▶ [Provided material]
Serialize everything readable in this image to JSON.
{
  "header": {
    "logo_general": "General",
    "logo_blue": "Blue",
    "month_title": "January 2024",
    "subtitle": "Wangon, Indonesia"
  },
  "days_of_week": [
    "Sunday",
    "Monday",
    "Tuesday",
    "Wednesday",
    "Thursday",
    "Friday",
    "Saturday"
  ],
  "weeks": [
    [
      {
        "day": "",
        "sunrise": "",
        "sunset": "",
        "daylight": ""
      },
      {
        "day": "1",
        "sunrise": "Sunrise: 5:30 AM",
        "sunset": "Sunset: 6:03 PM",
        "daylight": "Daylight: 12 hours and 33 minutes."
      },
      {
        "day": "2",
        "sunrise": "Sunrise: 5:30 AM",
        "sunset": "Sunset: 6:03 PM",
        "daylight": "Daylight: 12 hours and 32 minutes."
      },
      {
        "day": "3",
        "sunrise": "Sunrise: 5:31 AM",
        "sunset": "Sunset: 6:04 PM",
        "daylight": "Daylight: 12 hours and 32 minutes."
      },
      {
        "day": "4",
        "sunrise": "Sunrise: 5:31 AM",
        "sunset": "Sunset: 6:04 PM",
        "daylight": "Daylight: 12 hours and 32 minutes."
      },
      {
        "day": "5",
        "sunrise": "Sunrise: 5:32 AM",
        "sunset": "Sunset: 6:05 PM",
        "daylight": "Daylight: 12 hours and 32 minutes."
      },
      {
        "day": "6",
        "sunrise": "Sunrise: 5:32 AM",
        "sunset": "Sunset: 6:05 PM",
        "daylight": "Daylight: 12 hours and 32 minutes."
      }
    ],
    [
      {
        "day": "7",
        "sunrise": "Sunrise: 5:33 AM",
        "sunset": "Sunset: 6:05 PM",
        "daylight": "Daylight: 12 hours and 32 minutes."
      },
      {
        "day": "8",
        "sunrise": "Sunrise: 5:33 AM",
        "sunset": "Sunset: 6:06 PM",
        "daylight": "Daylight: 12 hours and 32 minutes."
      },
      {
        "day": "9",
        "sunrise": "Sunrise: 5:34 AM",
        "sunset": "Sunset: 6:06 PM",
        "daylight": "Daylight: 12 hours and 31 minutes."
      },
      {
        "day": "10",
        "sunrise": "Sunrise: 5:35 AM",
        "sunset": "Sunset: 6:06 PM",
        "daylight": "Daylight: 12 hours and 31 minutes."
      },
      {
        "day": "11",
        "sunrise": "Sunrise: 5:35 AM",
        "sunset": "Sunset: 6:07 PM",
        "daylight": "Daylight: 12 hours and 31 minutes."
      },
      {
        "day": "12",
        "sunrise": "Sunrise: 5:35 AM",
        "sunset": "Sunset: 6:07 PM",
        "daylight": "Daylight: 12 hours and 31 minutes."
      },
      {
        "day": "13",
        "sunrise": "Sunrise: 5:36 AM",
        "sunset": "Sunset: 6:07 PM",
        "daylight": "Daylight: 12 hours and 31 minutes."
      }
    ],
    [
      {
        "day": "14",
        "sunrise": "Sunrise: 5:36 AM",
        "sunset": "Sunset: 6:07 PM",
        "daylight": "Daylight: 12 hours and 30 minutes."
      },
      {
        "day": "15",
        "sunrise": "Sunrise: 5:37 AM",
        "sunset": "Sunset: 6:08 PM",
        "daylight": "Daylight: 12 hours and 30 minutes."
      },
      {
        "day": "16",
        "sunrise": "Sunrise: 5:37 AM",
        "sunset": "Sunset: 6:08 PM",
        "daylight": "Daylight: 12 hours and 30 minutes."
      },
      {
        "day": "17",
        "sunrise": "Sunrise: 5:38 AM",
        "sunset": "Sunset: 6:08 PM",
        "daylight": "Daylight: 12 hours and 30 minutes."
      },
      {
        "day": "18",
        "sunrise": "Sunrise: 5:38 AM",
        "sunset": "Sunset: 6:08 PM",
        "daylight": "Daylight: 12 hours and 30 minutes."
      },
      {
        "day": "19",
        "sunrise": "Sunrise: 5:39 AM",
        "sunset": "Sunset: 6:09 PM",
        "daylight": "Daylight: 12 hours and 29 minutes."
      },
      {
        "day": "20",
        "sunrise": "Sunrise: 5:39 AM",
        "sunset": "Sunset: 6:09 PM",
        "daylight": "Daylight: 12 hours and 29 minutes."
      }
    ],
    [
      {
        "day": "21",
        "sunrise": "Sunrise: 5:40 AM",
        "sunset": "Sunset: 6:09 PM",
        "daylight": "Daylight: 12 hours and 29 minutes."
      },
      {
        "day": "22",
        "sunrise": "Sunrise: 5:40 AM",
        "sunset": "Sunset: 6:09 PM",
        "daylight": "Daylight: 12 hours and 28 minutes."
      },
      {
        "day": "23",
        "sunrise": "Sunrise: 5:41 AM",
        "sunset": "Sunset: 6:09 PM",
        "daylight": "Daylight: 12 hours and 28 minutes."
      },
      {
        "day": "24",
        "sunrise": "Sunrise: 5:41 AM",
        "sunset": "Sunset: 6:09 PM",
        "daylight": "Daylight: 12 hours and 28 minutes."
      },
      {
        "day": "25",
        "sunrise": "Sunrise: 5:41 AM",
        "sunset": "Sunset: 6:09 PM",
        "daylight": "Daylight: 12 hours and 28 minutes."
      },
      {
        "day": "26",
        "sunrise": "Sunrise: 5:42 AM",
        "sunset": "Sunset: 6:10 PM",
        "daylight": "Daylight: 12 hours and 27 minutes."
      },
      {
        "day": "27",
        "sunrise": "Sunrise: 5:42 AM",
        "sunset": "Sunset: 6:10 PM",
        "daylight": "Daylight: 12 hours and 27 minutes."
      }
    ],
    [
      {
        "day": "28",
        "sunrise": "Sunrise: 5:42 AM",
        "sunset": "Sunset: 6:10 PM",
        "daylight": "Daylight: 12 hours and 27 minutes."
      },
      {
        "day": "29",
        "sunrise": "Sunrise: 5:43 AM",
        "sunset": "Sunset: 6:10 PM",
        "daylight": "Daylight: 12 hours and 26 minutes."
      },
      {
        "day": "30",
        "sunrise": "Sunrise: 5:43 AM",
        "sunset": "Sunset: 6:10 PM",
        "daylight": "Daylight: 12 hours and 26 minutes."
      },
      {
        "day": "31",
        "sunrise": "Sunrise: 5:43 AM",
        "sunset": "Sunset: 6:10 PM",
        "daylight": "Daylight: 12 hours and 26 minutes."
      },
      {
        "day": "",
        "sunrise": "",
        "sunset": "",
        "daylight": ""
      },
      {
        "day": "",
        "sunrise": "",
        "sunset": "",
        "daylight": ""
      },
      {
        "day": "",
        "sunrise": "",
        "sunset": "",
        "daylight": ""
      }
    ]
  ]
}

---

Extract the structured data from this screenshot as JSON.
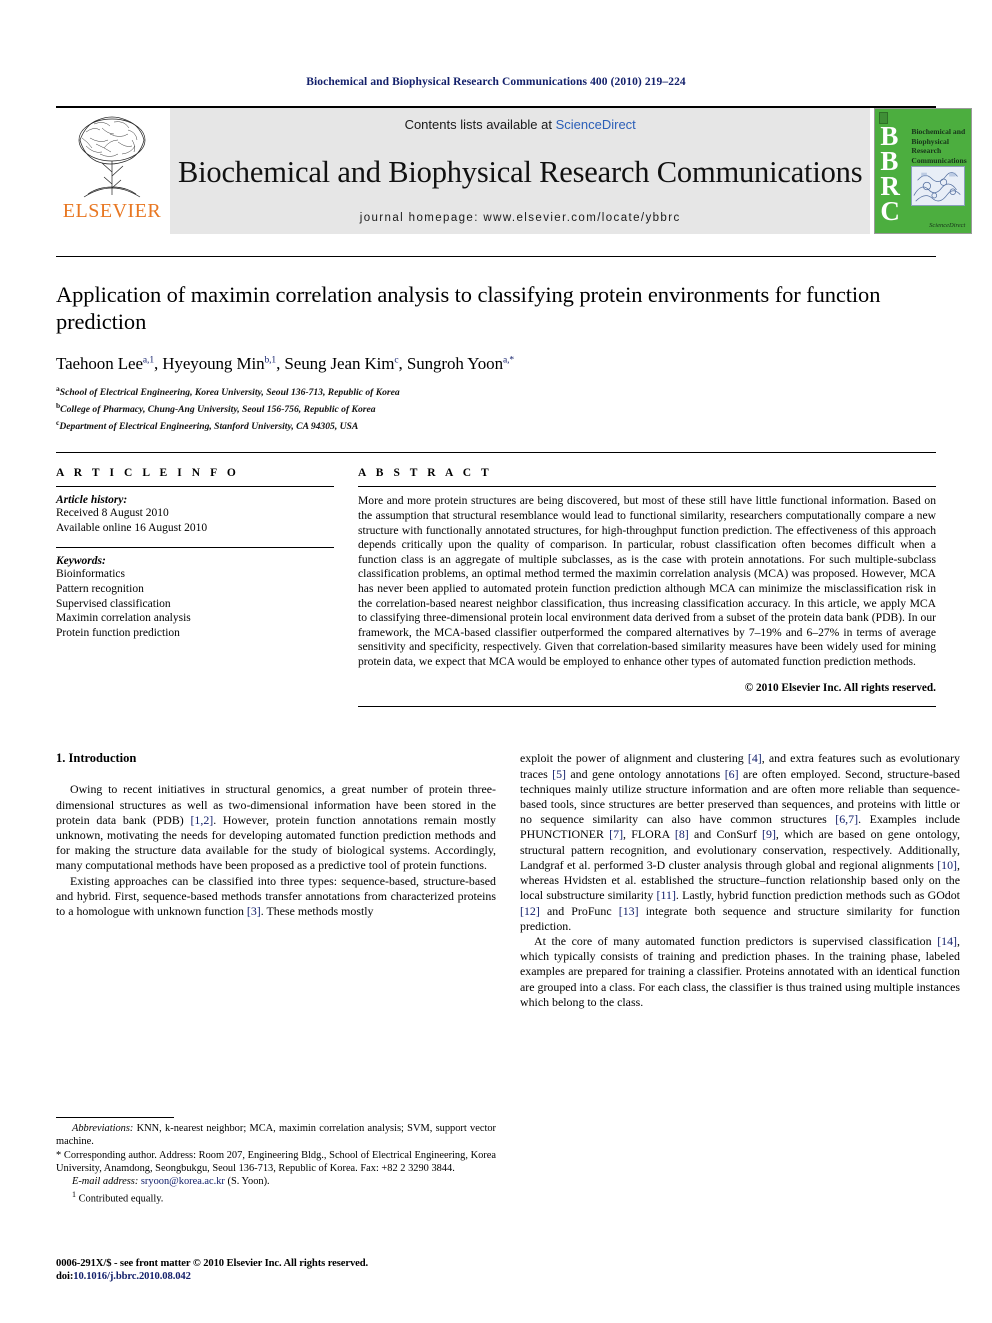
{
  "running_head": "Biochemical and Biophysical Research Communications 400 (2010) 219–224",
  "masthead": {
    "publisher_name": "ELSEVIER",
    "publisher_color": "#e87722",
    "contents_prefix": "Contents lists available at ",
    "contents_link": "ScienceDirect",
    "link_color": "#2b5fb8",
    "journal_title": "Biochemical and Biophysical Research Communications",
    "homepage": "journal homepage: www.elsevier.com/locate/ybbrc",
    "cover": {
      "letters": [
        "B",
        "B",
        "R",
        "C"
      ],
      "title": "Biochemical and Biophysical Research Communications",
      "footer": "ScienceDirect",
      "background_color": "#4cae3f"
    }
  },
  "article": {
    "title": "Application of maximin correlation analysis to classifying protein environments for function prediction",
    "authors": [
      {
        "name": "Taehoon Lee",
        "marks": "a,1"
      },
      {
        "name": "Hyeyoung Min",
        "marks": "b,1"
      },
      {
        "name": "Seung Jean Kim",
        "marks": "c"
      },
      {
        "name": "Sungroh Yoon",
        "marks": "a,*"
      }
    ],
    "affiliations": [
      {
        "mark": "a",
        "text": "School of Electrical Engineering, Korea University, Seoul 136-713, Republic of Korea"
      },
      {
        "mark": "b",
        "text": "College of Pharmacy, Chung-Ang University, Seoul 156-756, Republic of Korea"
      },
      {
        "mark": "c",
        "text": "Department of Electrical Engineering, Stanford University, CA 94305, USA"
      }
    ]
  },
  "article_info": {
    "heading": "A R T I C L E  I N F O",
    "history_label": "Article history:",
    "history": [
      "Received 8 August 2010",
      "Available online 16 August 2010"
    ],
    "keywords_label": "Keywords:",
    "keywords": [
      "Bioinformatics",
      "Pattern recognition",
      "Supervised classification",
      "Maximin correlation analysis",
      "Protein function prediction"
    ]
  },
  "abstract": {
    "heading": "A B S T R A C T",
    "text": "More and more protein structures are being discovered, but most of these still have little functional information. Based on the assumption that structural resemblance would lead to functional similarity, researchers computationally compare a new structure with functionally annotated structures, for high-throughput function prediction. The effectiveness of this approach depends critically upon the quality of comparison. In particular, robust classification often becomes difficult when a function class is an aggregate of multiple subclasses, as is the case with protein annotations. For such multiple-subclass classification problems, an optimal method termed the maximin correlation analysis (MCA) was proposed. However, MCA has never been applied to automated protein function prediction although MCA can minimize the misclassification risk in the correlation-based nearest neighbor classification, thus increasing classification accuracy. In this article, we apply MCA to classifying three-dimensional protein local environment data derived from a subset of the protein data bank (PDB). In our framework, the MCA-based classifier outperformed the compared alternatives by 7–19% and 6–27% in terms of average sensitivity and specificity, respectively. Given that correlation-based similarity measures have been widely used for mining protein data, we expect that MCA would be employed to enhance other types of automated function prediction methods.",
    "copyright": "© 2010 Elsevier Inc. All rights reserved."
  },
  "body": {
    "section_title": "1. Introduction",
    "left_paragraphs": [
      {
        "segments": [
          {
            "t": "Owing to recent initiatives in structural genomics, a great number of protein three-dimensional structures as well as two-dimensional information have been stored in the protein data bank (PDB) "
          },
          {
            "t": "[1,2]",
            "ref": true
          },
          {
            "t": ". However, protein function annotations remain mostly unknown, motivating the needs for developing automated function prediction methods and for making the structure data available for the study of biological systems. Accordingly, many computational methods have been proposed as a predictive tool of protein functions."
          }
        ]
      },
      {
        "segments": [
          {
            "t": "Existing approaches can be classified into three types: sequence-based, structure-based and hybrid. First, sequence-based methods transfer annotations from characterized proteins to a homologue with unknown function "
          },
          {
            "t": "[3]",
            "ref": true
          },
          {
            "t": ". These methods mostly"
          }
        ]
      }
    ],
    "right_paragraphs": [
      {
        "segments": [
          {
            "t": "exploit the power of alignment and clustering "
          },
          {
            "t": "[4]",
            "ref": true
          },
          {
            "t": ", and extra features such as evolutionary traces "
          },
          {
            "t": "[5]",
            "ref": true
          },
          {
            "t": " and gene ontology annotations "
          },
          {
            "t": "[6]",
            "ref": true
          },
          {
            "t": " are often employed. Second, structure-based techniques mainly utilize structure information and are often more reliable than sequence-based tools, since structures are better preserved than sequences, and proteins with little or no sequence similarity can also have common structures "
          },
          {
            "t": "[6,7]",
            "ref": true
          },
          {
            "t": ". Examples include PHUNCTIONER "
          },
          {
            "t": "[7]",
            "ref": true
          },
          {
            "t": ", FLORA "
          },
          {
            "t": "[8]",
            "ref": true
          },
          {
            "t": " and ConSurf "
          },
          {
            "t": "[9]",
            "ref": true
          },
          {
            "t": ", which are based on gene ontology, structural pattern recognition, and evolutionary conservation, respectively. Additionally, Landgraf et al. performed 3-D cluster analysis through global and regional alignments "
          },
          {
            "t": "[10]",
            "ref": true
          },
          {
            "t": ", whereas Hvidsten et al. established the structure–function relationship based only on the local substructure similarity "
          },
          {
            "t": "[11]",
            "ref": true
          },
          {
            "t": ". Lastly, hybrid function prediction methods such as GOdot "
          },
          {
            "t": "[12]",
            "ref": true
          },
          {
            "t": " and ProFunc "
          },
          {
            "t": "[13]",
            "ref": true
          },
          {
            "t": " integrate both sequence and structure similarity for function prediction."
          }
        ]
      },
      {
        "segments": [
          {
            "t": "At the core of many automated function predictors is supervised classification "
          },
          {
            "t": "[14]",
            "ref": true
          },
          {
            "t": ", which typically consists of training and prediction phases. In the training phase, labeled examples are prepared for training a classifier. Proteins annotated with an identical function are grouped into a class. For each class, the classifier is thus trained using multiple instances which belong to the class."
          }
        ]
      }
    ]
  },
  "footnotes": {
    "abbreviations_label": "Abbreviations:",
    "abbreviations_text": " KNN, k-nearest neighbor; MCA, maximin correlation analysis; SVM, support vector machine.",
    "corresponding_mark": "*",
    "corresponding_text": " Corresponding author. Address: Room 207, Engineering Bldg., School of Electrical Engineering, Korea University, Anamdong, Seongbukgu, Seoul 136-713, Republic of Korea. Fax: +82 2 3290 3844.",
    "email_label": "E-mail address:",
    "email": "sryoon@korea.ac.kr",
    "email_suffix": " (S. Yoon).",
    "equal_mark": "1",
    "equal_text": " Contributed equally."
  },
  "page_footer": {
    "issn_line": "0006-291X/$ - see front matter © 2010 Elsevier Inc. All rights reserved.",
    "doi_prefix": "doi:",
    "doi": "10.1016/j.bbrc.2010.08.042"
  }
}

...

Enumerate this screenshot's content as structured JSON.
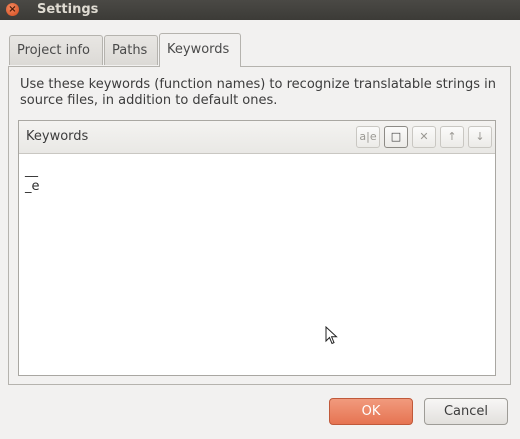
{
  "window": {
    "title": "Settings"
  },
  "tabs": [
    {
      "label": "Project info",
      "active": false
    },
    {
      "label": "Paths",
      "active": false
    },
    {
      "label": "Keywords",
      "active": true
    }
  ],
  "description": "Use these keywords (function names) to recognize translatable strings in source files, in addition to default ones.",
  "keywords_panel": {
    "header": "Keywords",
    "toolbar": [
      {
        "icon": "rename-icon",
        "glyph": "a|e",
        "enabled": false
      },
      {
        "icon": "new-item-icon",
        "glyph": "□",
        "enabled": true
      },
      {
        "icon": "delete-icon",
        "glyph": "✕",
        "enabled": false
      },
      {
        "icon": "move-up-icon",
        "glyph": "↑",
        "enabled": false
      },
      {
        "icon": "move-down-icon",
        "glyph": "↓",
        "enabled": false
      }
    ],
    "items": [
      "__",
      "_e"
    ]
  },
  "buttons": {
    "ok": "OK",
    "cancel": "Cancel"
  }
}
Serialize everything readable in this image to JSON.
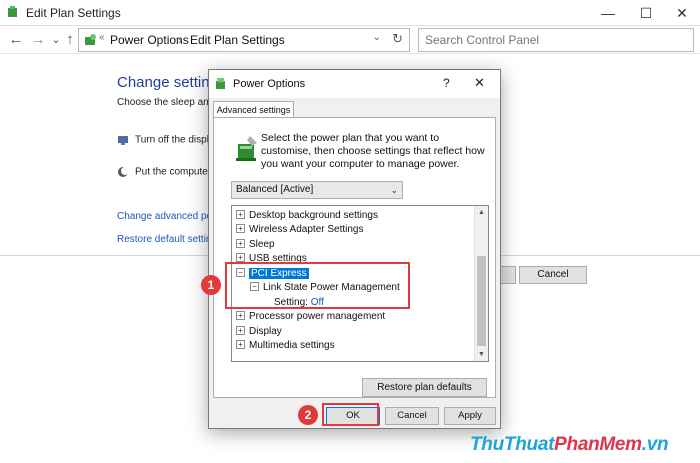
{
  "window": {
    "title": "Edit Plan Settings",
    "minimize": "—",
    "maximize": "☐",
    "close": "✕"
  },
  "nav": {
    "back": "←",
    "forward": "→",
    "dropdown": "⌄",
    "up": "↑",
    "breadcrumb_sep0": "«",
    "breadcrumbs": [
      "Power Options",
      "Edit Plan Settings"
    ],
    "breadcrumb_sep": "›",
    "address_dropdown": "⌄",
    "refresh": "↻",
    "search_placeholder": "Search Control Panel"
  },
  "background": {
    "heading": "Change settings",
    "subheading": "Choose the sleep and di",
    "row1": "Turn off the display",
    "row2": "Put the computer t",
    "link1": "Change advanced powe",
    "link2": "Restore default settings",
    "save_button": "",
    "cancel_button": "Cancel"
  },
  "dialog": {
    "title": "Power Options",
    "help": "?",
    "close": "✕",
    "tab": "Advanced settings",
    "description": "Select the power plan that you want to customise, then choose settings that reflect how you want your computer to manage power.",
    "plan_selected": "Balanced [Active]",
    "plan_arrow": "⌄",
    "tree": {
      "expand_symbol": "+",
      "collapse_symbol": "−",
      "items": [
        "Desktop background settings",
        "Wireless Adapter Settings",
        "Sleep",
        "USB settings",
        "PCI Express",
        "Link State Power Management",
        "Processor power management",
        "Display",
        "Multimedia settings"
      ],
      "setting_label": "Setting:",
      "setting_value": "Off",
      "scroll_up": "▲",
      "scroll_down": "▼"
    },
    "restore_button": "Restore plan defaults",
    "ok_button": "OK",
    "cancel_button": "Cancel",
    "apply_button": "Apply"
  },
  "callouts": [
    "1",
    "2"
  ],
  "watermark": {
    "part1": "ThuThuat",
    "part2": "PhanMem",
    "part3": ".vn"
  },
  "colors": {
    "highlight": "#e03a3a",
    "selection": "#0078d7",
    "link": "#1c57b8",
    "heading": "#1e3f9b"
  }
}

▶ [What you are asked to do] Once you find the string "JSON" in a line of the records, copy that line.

▶ [Exercise output]
Serialize everything readable in this image to JSON.
Extract the structured data from this screenshot as JSON.
Enumerate this screenshot's content as structured JSON.
Serialize everything readable in this image to JSON.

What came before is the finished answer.